The two radar antenna arrays will be comprised of a total of 20 panels, each about 27 feet tall, measuring approximately four stories high and wide. Temporary structures have been assembled in front of the radar facility to ensure the panels are installed on schedule, regardless of weather conditions. The installation and integration of the radar system began last year and will be followed by the transition to the testing period.
LRDR combines proven solid state radar (SSR) technologies with proven ballistic missile defense algorithms, all based upon an open architecture platform capable of meeting future growth. The system will provide around-the-clock threat acquisition, tracking and discrimination data to enable defense systems to lock on and engage ballistic missile threats.

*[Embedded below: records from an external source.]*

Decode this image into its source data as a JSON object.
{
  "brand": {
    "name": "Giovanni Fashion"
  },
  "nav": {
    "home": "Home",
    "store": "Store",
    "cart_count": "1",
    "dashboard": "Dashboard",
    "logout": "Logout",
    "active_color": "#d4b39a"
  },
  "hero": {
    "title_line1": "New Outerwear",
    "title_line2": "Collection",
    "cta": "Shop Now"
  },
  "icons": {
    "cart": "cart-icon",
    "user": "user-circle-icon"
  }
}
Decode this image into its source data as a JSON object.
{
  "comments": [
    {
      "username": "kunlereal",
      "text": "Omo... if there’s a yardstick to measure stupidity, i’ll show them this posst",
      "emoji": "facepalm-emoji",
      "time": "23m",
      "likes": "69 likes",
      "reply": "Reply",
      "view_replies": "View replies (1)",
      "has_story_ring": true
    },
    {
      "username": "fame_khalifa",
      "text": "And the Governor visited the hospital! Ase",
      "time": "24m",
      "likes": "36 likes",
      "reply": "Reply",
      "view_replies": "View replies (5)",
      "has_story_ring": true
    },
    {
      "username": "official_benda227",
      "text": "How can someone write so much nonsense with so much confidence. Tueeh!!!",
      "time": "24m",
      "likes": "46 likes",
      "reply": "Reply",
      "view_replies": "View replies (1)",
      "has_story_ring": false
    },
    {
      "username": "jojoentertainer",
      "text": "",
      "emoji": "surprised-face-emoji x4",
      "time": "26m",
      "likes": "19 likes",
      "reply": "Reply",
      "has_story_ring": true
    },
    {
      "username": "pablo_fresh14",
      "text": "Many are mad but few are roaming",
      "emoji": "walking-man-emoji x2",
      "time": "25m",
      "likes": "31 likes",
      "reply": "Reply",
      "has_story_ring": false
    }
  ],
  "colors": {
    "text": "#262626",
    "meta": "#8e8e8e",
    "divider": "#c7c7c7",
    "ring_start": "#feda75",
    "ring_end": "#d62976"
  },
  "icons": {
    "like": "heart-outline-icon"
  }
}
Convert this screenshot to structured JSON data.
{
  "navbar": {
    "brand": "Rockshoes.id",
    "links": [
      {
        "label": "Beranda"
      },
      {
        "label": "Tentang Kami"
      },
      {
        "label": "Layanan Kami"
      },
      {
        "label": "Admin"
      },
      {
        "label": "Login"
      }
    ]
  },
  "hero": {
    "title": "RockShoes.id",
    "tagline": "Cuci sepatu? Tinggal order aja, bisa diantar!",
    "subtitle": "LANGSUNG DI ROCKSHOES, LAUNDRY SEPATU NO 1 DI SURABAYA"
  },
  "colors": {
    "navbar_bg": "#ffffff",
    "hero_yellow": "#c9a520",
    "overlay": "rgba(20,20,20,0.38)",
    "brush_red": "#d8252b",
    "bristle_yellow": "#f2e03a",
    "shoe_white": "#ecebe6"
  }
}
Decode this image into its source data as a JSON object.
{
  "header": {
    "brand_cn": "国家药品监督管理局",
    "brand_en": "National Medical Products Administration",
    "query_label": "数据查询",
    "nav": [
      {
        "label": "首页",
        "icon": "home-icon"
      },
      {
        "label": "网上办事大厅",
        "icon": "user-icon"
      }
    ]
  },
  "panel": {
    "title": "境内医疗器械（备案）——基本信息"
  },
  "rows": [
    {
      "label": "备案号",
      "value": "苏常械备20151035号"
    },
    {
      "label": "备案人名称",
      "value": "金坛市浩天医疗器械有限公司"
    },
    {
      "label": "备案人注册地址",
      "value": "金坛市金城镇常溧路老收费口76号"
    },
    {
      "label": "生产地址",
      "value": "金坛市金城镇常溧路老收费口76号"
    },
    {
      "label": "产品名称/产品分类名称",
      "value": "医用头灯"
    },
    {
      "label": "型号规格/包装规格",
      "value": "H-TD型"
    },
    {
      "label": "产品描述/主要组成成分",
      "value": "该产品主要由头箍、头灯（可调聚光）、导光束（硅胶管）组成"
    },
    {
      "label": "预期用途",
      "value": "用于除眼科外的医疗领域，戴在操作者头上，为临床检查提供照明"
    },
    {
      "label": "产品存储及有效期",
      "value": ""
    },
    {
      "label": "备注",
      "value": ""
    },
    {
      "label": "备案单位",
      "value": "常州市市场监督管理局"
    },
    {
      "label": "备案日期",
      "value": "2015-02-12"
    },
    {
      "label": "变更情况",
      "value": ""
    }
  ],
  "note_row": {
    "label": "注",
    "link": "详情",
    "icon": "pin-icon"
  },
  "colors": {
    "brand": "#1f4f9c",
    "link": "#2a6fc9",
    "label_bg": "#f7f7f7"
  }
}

Lockheed Martin continues to successfully achieve all program milestones as it works towards delivering the radar to MDA in 2020, according to the company’s announcement. Over 66% of program technical requirements have already been verified at the company’s Solid State Radar Integration Site (SSRIS). “We have successfully reduced a large amount of risk to ensure fielding of this critical capability on schedule in 2020,” says Chandra Marshall, director of Lockheed Martin’s Missile Defense and Space Surveillance Radar programs.
The LRDR program is built upon S-Band radar technology and is the latest in a long line of S-Band radars developed by the company, including the Aegis Combat System, Space Fence and Aegis Ashore.